... Clouds and precip will scatter this morning as mostly sunny skies prevails by this afternoon as a cold front slips south and east of the region. Cold and dry high pressure will move east across the Mid- Atlantic through Saturday bringing much below normal temperatures. Temperatures rebound to above average next week with dry weather persisting into mid week.
NEAR TERM /THROUGH TONIGHT/... As of 320 am EST: The leading edge of a cold front is roughly bisecting the forecast area early this morning, with low clouds having lifted in most areas west of the boundary. One last band of mainly -RA is currently draped across the far southern zones. This will move steadily southeast through daybreak. Mid-level overcast will otherwise linger until the axis of the upper jet begins to shift east of the CWA after sunrise. This combined with increasing downslope flow will yield increasingly sunny conditions throughout the morning. Winds will otherwise become gusty out of the NW, with the gradient and H8 winds expected to peak by late morning. While surface winds will be noticeably gusty across the mountains, particularly in the downslope zone along and near the Blue Ridge, any gusts meeting Advisory criteria are expected to be confined to the higher peaks and ridge tops, and no headlines are anticipated at this time. The NW flow/cold advection regime will yield max temps 10-15 degrees below climo across the mountains, and only around 5 degrees below outside the mountains due to offsetting downslope warming. Winds are expected to settle down eventually tonight, with good radiational cooling conditions expected to result in min temps about 10 degrees below normal.
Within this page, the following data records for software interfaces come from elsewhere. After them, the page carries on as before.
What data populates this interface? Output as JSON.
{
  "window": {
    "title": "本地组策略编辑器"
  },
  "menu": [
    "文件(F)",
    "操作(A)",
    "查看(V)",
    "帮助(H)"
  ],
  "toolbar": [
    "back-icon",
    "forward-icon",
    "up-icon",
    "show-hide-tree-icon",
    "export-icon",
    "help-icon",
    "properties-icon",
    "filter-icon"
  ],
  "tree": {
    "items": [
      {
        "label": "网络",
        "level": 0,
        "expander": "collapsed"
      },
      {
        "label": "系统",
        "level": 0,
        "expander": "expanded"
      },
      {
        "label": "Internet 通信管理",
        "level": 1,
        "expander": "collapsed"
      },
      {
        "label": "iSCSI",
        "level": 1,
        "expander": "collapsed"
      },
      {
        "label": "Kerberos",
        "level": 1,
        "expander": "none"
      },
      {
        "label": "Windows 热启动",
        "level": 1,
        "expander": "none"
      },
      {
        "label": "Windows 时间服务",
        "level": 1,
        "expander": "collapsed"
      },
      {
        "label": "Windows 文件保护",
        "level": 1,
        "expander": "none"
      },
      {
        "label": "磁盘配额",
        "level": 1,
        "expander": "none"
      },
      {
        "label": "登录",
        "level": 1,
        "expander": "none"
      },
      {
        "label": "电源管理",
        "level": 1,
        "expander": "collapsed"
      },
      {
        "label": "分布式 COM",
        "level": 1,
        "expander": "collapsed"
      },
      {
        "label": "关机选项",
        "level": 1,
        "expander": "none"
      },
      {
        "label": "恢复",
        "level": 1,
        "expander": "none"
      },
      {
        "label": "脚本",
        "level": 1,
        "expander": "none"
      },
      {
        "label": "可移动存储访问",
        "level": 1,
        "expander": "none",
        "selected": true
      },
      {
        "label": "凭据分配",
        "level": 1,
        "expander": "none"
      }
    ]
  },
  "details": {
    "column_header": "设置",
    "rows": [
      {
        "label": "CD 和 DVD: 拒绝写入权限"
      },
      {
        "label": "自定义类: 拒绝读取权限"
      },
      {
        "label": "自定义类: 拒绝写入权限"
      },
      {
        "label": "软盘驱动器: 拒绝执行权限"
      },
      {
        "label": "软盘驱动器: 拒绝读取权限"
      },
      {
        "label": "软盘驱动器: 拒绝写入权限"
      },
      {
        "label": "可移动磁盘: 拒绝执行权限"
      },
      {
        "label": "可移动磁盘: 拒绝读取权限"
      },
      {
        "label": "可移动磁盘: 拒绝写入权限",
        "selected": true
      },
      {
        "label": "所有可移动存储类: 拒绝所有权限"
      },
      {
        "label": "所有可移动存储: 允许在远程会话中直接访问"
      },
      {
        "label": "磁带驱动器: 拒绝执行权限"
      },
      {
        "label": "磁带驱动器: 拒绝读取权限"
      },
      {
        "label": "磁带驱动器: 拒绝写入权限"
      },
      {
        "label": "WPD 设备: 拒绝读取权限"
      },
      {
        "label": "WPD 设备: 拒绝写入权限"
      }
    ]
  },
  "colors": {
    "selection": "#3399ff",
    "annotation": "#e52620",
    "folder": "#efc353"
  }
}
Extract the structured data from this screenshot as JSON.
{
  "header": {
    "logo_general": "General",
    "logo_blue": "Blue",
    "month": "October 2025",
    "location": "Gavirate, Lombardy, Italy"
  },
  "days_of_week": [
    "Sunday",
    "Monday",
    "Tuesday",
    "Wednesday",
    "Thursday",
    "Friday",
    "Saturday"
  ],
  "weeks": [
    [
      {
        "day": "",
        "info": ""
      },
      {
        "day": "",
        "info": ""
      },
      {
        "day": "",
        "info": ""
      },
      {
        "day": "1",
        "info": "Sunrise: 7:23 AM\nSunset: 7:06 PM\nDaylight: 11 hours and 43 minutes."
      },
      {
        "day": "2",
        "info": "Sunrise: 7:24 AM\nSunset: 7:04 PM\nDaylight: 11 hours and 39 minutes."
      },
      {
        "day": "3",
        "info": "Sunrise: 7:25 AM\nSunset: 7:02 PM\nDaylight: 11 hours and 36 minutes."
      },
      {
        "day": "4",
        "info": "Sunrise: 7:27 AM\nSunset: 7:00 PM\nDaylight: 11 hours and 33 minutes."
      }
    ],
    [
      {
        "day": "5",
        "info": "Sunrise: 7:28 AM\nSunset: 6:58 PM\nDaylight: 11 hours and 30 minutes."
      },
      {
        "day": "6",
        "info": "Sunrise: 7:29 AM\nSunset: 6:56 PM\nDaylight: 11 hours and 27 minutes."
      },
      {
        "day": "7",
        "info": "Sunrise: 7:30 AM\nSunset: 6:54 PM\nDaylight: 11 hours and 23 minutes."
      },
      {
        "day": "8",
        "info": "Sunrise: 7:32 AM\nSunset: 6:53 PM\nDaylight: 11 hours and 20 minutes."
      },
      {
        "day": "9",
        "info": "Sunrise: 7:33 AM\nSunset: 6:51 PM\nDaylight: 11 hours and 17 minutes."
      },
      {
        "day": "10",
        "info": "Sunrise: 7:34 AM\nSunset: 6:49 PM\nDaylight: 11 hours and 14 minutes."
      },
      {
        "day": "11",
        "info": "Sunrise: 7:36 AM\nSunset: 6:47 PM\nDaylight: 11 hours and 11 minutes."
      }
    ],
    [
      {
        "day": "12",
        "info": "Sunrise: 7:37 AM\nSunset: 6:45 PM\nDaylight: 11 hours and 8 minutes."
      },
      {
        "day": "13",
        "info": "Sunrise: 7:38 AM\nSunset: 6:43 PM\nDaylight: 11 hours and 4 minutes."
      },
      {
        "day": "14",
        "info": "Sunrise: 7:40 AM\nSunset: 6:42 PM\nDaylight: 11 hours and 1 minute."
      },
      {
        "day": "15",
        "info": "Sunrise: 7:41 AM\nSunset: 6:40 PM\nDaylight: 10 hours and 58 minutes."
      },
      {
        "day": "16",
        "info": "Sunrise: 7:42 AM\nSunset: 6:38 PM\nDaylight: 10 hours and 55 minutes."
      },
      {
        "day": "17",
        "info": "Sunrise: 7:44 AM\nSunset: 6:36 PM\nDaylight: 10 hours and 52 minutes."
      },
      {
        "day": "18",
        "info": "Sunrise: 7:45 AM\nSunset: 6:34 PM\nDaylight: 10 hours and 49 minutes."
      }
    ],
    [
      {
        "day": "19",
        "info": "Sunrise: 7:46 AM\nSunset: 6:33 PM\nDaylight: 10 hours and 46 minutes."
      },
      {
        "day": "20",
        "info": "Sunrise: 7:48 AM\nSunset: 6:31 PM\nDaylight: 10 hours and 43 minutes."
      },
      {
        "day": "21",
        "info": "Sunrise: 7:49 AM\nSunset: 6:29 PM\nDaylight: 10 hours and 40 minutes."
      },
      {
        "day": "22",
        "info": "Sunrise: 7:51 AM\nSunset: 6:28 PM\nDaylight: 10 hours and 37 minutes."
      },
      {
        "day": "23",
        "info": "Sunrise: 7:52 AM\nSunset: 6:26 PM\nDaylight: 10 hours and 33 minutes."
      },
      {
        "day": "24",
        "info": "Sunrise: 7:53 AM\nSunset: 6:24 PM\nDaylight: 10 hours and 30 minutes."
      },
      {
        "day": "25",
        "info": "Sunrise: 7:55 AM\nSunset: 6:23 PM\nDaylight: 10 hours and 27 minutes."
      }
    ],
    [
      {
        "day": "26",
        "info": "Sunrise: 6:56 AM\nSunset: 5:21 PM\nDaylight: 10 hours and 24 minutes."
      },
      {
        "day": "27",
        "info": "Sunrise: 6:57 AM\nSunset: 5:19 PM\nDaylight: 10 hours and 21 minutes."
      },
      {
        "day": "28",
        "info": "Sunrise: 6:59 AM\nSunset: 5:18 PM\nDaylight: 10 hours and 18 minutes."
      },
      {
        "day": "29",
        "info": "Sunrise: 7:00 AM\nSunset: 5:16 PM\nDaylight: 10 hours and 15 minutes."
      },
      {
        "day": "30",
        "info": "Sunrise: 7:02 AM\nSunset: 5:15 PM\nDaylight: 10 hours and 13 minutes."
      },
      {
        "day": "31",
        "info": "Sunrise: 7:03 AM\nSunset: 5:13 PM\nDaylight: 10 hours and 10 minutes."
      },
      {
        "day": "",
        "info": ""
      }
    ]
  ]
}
SHORT TERM /SATURDAY THROUGH SUNDAY NIGHT/... As of 200 AM EST Thursday: The CFWA will be squarely in a post-frontal regime on Saturday as a stout Canadian high sets up shop over the Mid-Atlantic region and mid- to upper-level northwesterly winds filter in CAA over the region. Mostly sunny skies will be in store Saturday, but the Canadian high will have plentiful cold air to work with as high temperatures are expected to run around 10 degrees below normal. Alluded surface high will gradually shift offshore Saturday night into Sunday as the axis of a shortwave upper ridge quickly slips overhead the area. This will allow for a deep layer southerly component to develop and thus, help to modify the airmass for Sunday. A few ripples of DPVA and weak inverted trough to the east could provide enough juice for some precip to develop, but model guidance keeps this activity along the Coastal Plains of the Carolinas as of now and confidence is not high enough for a mentionable PoP at this time. A more pronounced shortwave trough will dig over the region late Sunday through Sunday night with a weak cold front moving in from the northwest. Due to this boundary being moisture-starved and the better dynamics residing to the north, expect a mostly dry fropa with only a wind shift being the main weather headline as a surface high builds in behind the front by daybreak Monday. The temperature trend will be on the uphill swing by Sunday as values will be near-normal for both highs and lows.
LONG TERM /MONDAY THROUGH THURSDAY/... As of 300 AM EST Thursday: Shortwave trough axis should exit offshore by the very beginning portion of the forecast period as upper ridging follows quickly. Surface high will ride underneath the ridge and will allow for an extended period of dry weather. High pressure will remain in control through at least Tuesday, which will be the longest dry period since January 13-16 and this could be slightly longer before changes begin to take place by the middle part of next week. Elevated heights and a deep layer southerly component will keep the airmass warm, with temperatures expected to be 5-10+ degrees above normal under dry conditions through Tuesday.
Model guidance begin to diverge with the next frontal system as high pressure slides offshore and moisture gradually transports into the region in response. A positively-tilted upper trough will swing into the western CONUS before an upper low cuts off from the initial trough. The upper trough is projected to phase with the northern stream jet per GFS/ECMWF and eventually lift into the Northeast by Wednesday. This will allow for a weak frontal boundary to encroach the region Wednesday into early Thursday, but the better upper forcing will reside north of the area and model guidance handle this feature differently. The GFS shows a full fropa by Wednesday night, but the parent low will continue to push further north and east and the trailing front will lose its oomph as it reaches the CFWA and not much will happen during the middle part of the week. However, the ECMWF doesn't have the front making it to the CFWA as the pattern is much more progressive and has the cutoff low over the heart of the country by Thursday morning. In this case, the ECMWF has the frontal system pushing into the area by Thursday evening as the stacked low swoops into the Upper Great Lakes region. The GFS is slower with this feature and slightly further south. The frontal system doesn't impact the CFWA until Friday morning, according to the GFS. The Canadian model is somewhere in between the GFS and ECMWF, but slightly favors the ECMWF in this latest update. As of now, thicknesses will be way too warm during the period to worry about any other p-type besides rain, unless you live above 5000' in the NC mountains, of course. Expect above normal temperatures for much of the extended forecast period.